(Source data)
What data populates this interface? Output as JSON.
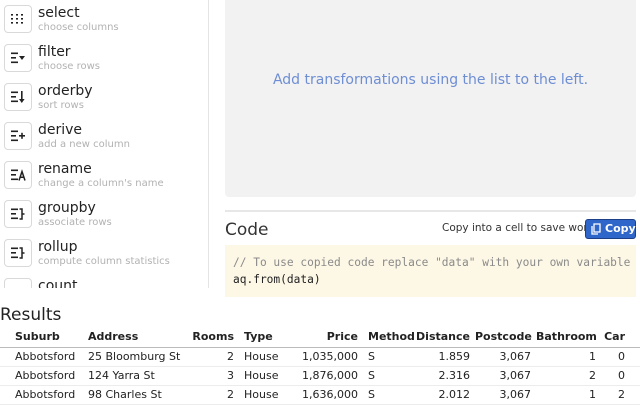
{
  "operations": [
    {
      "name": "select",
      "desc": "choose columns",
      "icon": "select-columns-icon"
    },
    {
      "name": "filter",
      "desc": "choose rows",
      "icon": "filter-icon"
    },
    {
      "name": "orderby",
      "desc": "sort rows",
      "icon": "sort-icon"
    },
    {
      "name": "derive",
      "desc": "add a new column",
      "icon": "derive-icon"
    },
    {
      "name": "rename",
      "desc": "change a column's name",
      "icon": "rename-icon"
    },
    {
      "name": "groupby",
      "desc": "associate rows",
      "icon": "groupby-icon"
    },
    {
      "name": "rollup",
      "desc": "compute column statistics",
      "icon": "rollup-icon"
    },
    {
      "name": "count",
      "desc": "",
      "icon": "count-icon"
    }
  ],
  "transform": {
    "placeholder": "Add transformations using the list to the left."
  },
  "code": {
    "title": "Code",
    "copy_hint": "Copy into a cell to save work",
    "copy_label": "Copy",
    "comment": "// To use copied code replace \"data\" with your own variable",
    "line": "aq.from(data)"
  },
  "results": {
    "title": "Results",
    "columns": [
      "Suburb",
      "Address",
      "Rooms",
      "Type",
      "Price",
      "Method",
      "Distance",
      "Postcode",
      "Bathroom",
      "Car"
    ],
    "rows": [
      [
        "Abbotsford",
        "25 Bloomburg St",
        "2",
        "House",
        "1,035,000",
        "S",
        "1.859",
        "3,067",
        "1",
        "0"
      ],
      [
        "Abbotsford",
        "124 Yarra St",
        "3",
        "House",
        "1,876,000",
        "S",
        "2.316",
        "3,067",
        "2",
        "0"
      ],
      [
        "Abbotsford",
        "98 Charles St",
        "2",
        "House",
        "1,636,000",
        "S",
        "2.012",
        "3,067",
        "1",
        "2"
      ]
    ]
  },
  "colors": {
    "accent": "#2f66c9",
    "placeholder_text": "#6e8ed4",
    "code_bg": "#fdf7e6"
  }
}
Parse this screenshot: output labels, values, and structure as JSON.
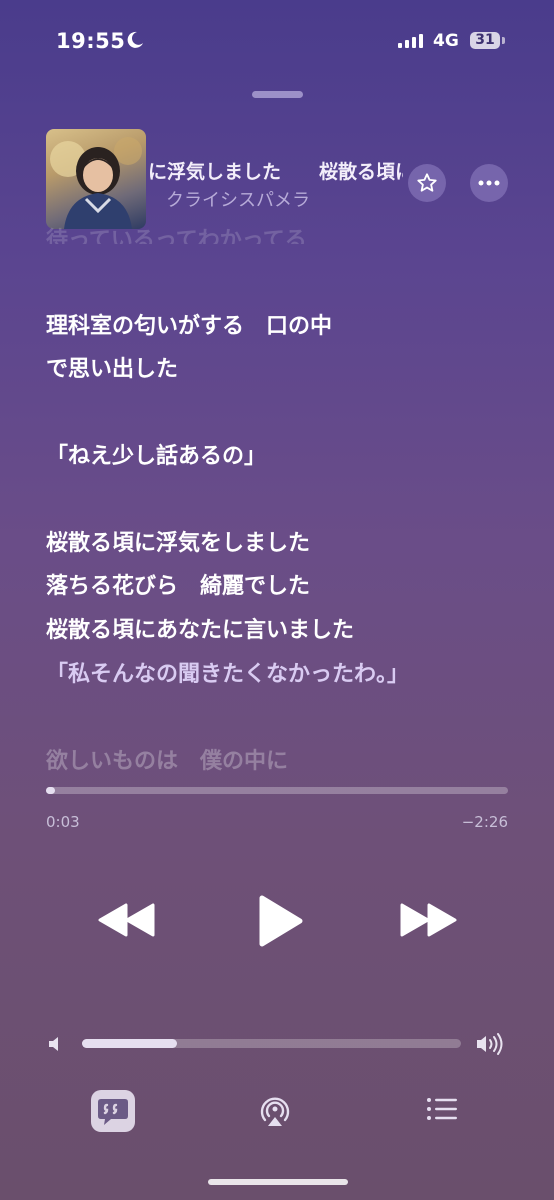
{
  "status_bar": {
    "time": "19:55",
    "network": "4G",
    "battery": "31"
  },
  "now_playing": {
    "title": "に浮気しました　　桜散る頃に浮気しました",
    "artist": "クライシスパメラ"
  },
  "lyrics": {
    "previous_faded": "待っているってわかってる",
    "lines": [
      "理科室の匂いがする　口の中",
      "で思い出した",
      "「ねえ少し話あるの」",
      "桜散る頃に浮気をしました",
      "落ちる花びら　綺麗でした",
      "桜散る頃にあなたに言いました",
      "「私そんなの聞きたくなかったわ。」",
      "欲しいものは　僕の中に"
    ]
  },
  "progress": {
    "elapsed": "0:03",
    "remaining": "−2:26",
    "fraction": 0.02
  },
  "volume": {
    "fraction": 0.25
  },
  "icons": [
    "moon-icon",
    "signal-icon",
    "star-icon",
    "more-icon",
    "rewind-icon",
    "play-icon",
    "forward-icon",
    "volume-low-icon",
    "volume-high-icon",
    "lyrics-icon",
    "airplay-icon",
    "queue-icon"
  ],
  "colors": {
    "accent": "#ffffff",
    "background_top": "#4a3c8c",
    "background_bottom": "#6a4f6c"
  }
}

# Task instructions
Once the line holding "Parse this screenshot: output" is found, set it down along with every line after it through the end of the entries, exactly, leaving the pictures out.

# Solution for this problem
Parse this screenshot: output labels, values, and structure as JSON.
{
  "status_bar": {
    "time": "19:55",
    "network": "4G",
    "battery": "31"
  },
  "now_playing": {
    "title": "に浮気しました　　桜散る頃に浮気しました",
    "artist": "クライシスパメラ"
  },
  "lyrics": {
    "previous_faded": "待っているってわかってる",
    "lines": [
      "理科室の匂いがする　口の中",
      "で思い出した",
      "「ねえ少し話あるの」",
      "桜散る頃に浮気をしました",
      "落ちる花びら　綺麗でした",
      "桜散る頃にあなたに言いました",
      "「私そんなの聞きたくなかったわ。」",
      "欲しいものは　僕の中に"
    ]
  },
  "progress": {
    "elapsed": "0:03",
    "remaining": "−2:26",
    "fraction": 0.02
  },
  "volume": {
    "fraction": 0.25
  },
  "icons": [
    "moon-icon",
    "signal-icon",
    "star-icon",
    "more-icon",
    "rewind-icon",
    "play-icon",
    "forward-icon",
    "volume-low-icon",
    "volume-high-icon",
    "lyrics-icon",
    "airplay-icon",
    "queue-icon"
  ],
  "colors": {
    "accent": "#ffffff",
    "background_top": "#4a3c8c",
    "background_bottom": "#6a4f6c"
  }
}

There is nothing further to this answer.